• Thanks for the tips! With regards self.data.read('uintle:64') being its own method. Is it not already its own method just as part of another class? I suppose i could have a specific method called "read_64_bits" that does not require an argument but I'm not sure i understand the benefit. Is it readability? – DanWheeler Dec 19 '17 at 7:47
• @DanWheeler Readability is a concern, yes. Maintainability is the other, more important one. It's because "uintle:64" is a "magic" string, and it's easy to get wrong. When I was trying to answer I typed "unitle64" the first time, even though I thought I was being careful. If the data format ever changes and you need another 64-bit unsigned int, you have to make sure you get the string right. Either the string itself should be put into a variable, or the whole thing should be its own method. Don't repeat yourself – Snowbody Dec 19 '17 at 14:12

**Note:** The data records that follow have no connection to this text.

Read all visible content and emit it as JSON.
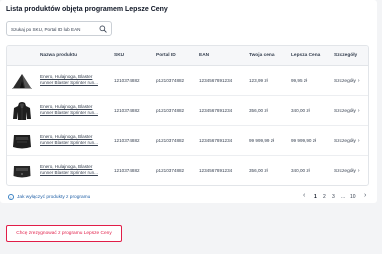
{
  "page": {
    "title": "Lista produktów objęta programem Lepsze Ceny"
  },
  "search": {
    "placeholder": "Szukaj po SKU, Portal ID lub EAN",
    "value": ""
  },
  "table": {
    "headers": [
      "Nazwa produktu",
      "SKU",
      "Portal ID",
      "EAN",
      "Twoja cena",
      "Lepsza Cena",
      "Szczegóły"
    ],
    "rows": [
      {
        "name_line1": "Enero, Hulajnoga, Blaster",
        "name_line2": "runner Blaster Sprinter run...",
        "sku": "1210374882",
        "portal_id": "p1210374882",
        "ean": "1234567891234",
        "your_price": "123,99 zł",
        "better_price": "99,95 zł",
        "details": "Szczegóły",
        "thumb_icon": "tent-icon"
      },
      {
        "name_line1": "Enero, Hulajnoga, Blaster",
        "name_line2": "runner Blaster Sprinter run...",
        "sku": "1210374882",
        "portal_id": "p1210374882",
        "ean": "1234567891234",
        "your_price": "356,00 zł",
        "better_price": "340,00 zł",
        "details": "Szczegóły",
        "thumb_icon": "hooded-jacket-icon"
      },
      {
        "name_line1": "Enero, Hulajnoga, Blaster",
        "name_line2": "runner Blaster Sprinter run...",
        "sku": "1210374882",
        "portal_id": "p1210374882",
        "ean": "1234567891234",
        "your_price": "99 999,99 zł",
        "better_price": "99 999,90 zł",
        "details": "Szczegóły",
        "thumb_icon": "car-hood-icon"
      },
      {
        "name_line1": "Enero, Hulajnoga, Blaster",
        "name_line2": "runner Blaster Sprinter run...",
        "sku": "1210374882",
        "portal_id": "p1210374882",
        "ean": "1234567891234",
        "your_price": "356,00 zł",
        "better_price": "340,00 zł",
        "details": "Szczegóły",
        "thumb_icon": "car-hood-icon"
      }
    ]
  },
  "optout": {
    "label": "Jak wyłączyć produkty z programu",
    "icon": "info-icon"
  },
  "pagination": {
    "pages": [
      "1",
      "2",
      "3",
      "...",
      "10"
    ],
    "current": "1"
  },
  "actions": {
    "join_label": "Chcę zrezygnować z programu Lepsze Ceny"
  },
  "colors": {
    "accent": "#e11d48",
    "link": "#2563a8"
  }
}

• Of course, that makes perfect sense. And for what it's worth, placing it into a method has made the code much nicer to read. Along with clearing out the rest of the magic numbers and trimming the functions down. – DanWheeler Dec 19 '17 at 14:15